dc.description.abstractThe overall objective of this thesis was to test the hypothesis that through developmental programming maternal overnutrition-induced metabolic derangements in the offspring could be offset by supplementing the maternal diet with green tea epigallocatechin gallate (GTEG). The obesogenic diet was a high-fat (HF, 30%) diet. Female Sprague-Dawley rats were fed the HF, low-fat (LF, 7%) or HF diet containing 0.75% or 1.0% GTEG (GT1, GT2) from before conception and throughout gestation and lactation. Both doses of GTEG significantly improved metabolic control of the HF-fed lactating dams. The weaned male pups received the HF, GT1 or GT2 diet forming 6 dam/pup groups: LF/HF, HF/HF, HF/GT1, HF/GT2, GT1/HF and GT2/HF. At wk 13 they had similar weight but insulin resistance index (IRI), serum non-esterified fatty acid (NEFA) and liver triglyceride of rats born to GTEG dams was 57, 23 and 26% lower and accompanied by improved gene/protein expressions related to lipid and glucose metabolism compared to HF/HF rats (P < 0.05). Although the HF/GT1 and HF/GT2 rats had lower serum NEFA, their serum insulin and IRI remained comparable with the HF/HF rats. To determine if there is a critical time period for the actions of GTEG, in the second experiment female rats were fed the LF, HF, or GT1 diet prior to conception and throughout gestation. During lactation, half of the dams had their diet switched from HF to GT1 and vice versa. Pups were weaned to the HF or LF diet, forming the LF/LF/LF, LF/LF/HF, HF/HF/LF, HF/HF/HF, HF/GT1/LF, HF/GT1/HF, GT1/GT1/LF, GT1/GT1/HF, GT1/HF/LF and GT1/HF/HF groups. Metabolic controls of dams given GT1 during gestation or lactation were improved compared with the HF/HF dams (P < 0.05). Three-way ANOVA revealed that 22 wk old offspring born to dams fed the HF diet during gestation had higher serum and muscle triglyceride (TG) concentration and lower ferric reducing ability of plasma (FRAP) (P < 0.05), all of which were reversed by supplementing GT1 to the gestational diet. Oral glucose tolerance at wk 15 was improved in those offspring born to dams given GT1 supplementation during lactation (P < 0.05). The increased serum NEFA concentration and IRI in offspring of dams fed the HF diet during gestation or lactation were reversible upon GT1 supplementation during either time period (P < 0.05). These rats (HF/GT1/HF, GT1/GT1/HF and GT1/HF/HF) had similar level of hepatic insulin receptor gene expression as well as protein abundance for muscle glucose transporter 4 and hepatic sterol regulatory element binding protein-1c but lower protein mass for hepatic glucose-6-phosphatase (P < 0.05) compared with the LF/LF/HF rats. Hence, maternal overnutrition-induced metabolic derangements in male offspring are reversible through supplementing GTEG to the maternal diet during gestation or lactation and this approach is more effective than giving GTEG to offspring born to overnourished mothers. Offspring metabolism could be programmed via manipulations of the maternal diet.-

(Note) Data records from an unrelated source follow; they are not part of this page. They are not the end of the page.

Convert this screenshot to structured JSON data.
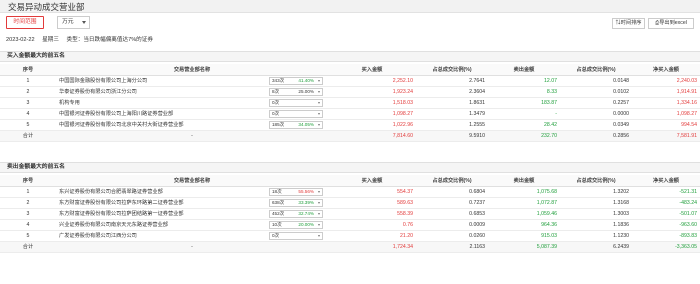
{
  "page_title": "交易异动成交营业部",
  "controls": {
    "time_range": "时间范围",
    "unit": "万元",
    "sort_time": "时间排序",
    "export": "导出到excel"
  },
  "meta": {
    "date": "2023-02-22",
    "weekday": "星期三",
    "type": "类型：当日跌幅偏离值达7%的证券"
  },
  "columns": [
    "序号",
    "交易营业部名称",
    "买入金额",
    "占总成交比例(%)",
    "卖出金额",
    "占总成交比例(%)",
    "净买入金额"
  ],
  "buy_section": {
    "title": "买入金额最大的前五名",
    "rows": [
      {
        "idx": "1",
        "name": "中国国际金融股份有限公司上海分公司",
        "count": "343次",
        "pct": "41.40%",
        "pct_color": "green",
        "buy": "2,252.10",
        "buy_ratio": "2.7641",
        "sell": "12.07",
        "sell_ratio": "0.0148",
        "net": "2,240.03",
        "net_color": "red"
      },
      {
        "idx": "2",
        "name": "华泰证券股份有限公司浙江分公司",
        "count": "8次",
        "pct": "25.00%",
        "pct_color": "",
        "buy": "1,923.24",
        "buy_ratio": "2.3604",
        "sell": "8.33",
        "sell_ratio": "0.0102",
        "net": "1,914.91",
        "net_color": "red"
      },
      {
        "idx": "3",
        "name": "机构专用",
        "count": "0次",
        "pct": "",
        "pct_color": "",
        "buy": "1,518.03",
        "buy_ratio": "1.8631",
        "sell": "183.87",
        "sell_ratio": "0.2257",
        "net": "1,334.16",
        "net_color": "red"
      },
      {
        "idx": "4",
        "name": "中国银河证券股份有限公司上海阳川路证券营业部",
        "count": "0次",
        "pct": "",
        "pct_color": "",
        "buy": "1,098.27",
        "buy_ratio": "1.3479",
        "sell": "-",
        "sell_ratio": "0.0000",
        "net": "1,098.27",
        "net_color": "red"
      },
      {
        "idx": "5",
        "name": "中国银河证券股份有限公司北京中关村大街证券营业部",
        "count": "185次",
        "pct": "34.05%",
        "pct_color": "green",
        "buy": "1,022.96",
        "buy_ratio": "1.2555",
        "sell": "28.42",
        "sell_ratio": "0.0349",
        "net": "994.54",
        "net_color": "red"
      }
    ],
    "total": {
      "idx": "合计",
      "name": "-",
      "buy": "7,814.60",
      "buy_ratio": "9.5910",
      "sell": "232.70",
      "sell_ratio": "0.2856",
      "net": "7,581.91",
      "net_color": "red"
    }
  },
  "sell_section": {
    "title": "卖出金额最大的前五名",
    "rows": [
      {
        "idx": "1",
        "name": "东兴证券股份有限公司合肥翡翠路证券营业部",
        "count": "18次",
        "pct": "55.56%",
        "pct_color": "red",
        "buy": "554.37",
        "buy_ratio": "0.6804",
        "sell": "1,075.68",
        "sell_ratio": "1.3202",
        "net": "-521.31",
        "net_color": "green"
      },
      {
        "idx": "2",
        "name": "东方财富证券股份有限公司拉萨东环路第二证券营业部",
        "count": "638次",
        "pct": "33.39%",
        "pct_color": "green",
        "buy": "589.63",
        "buy_ratio": "0.7237",
        "sell": "1,072.87",
        "sell_ratio": "1.3168",
        "net": "-483.24",
        "net_color": "green"
      },
      {
        "idx": "3",
        "name": "东方财富证券股份有限公司拉萨团结路第一证券营业部",
        "count": "452次",
        "pct": "32.74%",
        "pct_color": "green",
        "buy": "558.39",
        "buy_ratio": "0.6853",
        "sell": "1,059.46",
        "sell_ratio": "1.3003",
        "net": "-501.07",
        "net_color": "green"
      },
      {
        "idx": "4",
        "name": "兴业证券股份有限公司南京天元东路证券营业部",
        "count": "10次",
        "pct": "20.00%",
        "pct_color": "green",
        "buy": "0.76",
        "buy_ratio": "0.0009",
        "sell": "964.36",
        "sell_ratio": "1.1836",
        "net": "-963.60",
        "net_color": "green"
      },
      {
        "idx": "5",
        "name": "广发证券股份有限公司江西分公司",
        "count": "0次",
        "pct": "",
        "pct_color": "",
        "buy": "21.20",
        "buy_ratio": "0.0260",
        "sell": "915.03",
        "sell_ratio": "1.1230",
        "net": "-893.83",
        "net_color": "green"
      }
    ],
    "total": {
      "idx": "合计",
      "name": "-",
      "buy": "1,724.34",
      "buy_ratio": "2.1163",
      "sell": "5,087.39",
      "sell_ratio": "6.2439",
      "net": "-3,363.05",
      "net_color": "green"
    }
  }
}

dc.languageeng-
dc.publisherThe University of Hong Kong (Pokfulam, Hong Kong)-
dc.relation.ispartofHKU Theses Online (HKUTO)-
dc.rightsThe author retains all proprietary rights, (such as patent rights) and the right to use in future works.-

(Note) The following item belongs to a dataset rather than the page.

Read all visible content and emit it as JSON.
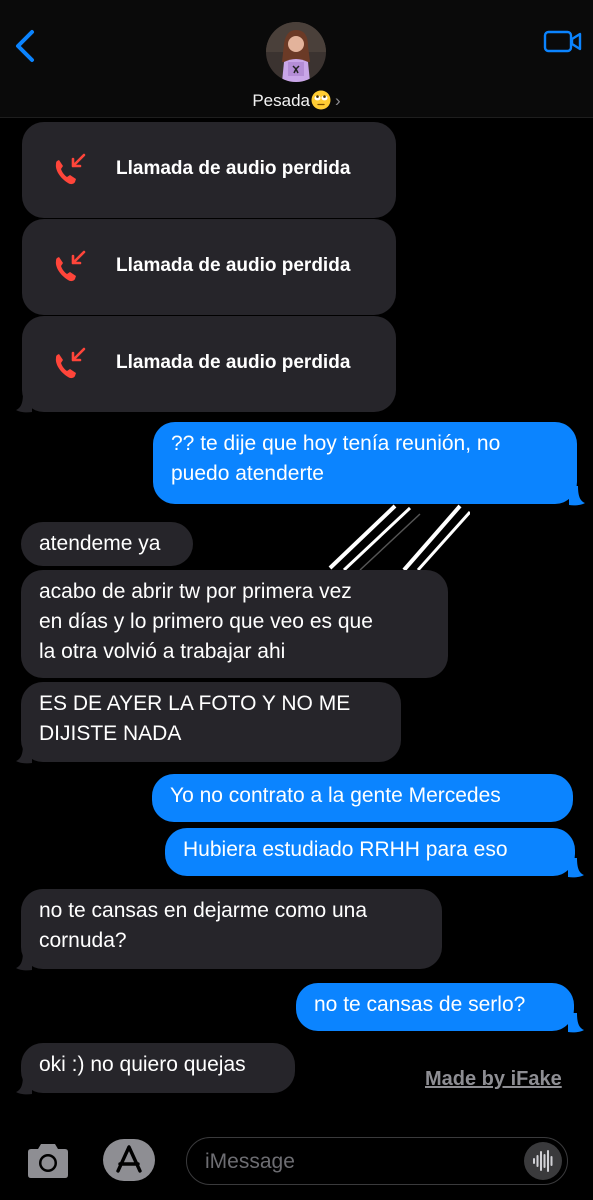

dc.rightsCreative Commons: Attribution 3.0 Hong Kong License-
dc.source.urihttp://hub.hku.hk/bib/B47156132-
dc.subject.lcshMetabolism - Disorders.-
dc.subject.lcshGreen tea - Therapeutic use.-

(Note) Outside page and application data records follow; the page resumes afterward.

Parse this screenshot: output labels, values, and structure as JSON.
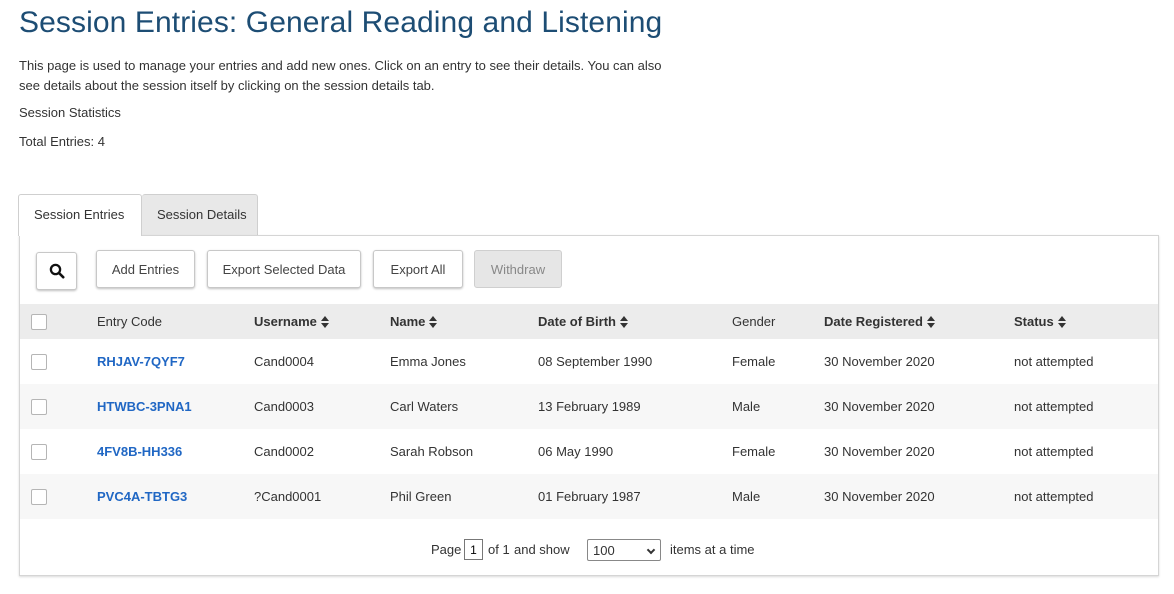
{
  "header": {
    "title": "Session Entries: General Reading and Listening",
    "intro": "This page is used to manage your entries and add new ones. Click on an entry to see their details. You can also see details about the session itself by clicking on the session details tab.",
    "stats_label": "Session Statistics",
    "total_entries": "Total Entries: 4"
  },
  "tabs": [
    {
      "label": "Session Entries",
      "active": true
    },
    {
      "label": "Session Details",
      "active": false
    }
  ],
  "toolbar": {
    "search_icon": "search-icon",
    "add_label": "Add Entries",
    "export_selected_label": "Export Selected Data",
    "export_all_label": "Export All",
    "withdraw_label": "Withdraw"
  },
  "table": {
    "columns": {
      "entry_code": "Entry Code",
      "username": "Username",
      "name": "Name",
      "dob": "Date of Birth",
      "gender": "Gender",
      "date_registered": "Date Registered",
      "status": "Status"
    },
    "rows": [
      {
        "entry_code": "RHJAV-7QYF7",
        "username": "Cand0004",
        "name": "Emma Jones",
        "dob": "08 September 1990",
        "gender": "Female",
        "date_registered": "30 November 2020",
        "status": "not attempted"
      },
      {
        "entry_code": "HTWBC-3PNA1",
        "username": "Cand0003",
        "name": "Carl Waters",
        "dob": "13 February 1989",
        "gender": "Male",
        "date_registered": "30 November 2020",
        "status": "not attempted"
      },
      {
        "entry_code": "4FV8B-HH336",
        "username": "Cand0002",
        "name": "Sarah Robson",
        "dob": "06 May 1990",
        "gender": "Female",
        "date_registered": "30 November 2020",
        "status": "not attempted"
      },
      {
        "entry_code": "PVC4A-TBTG3",
        "username": "?Cand0001",
        "name": "Phil Green",
        "dob": "01 February 1987",
        "gender": "Male",
        "date_registered": "30 November 2020",
        "status": "not attempted"
      }
    ]
  },
  "pager": {
    "page_label": "Page",
    "page_value": "1",
    "of_label": "of 1",
    "show_label": "and show",
    "page_size": "100",
    "items_label": "items at a time"
  },
  "colors": {
    "title": "#1d4d74",
    "link": "#2067c4",
    "header_bg": "#ececec"
  }
}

dc.titleMaternal green tea epigallocatechin gallate supplementation counteracts high-fat diet-induced metabolic derangements in dams andtheir male offspring: a programming effect-
dc.typePG_Thesis-
dc.identifier.hkulb4715613-
dc.description.thesisnameDoctor of Philosophy-
dc.description.thesislevelDoctoral-
dc.description.thesisdisciplineBiological Sciences-
dc.description.naturepublished_or_final_version-
dc.identifier.doi10.5353/th_b4715613-
dc.date.hkucongregation2012-

Export via OAI-PMH Interface in XML Formats


OR


Export to Other Non-XML Formats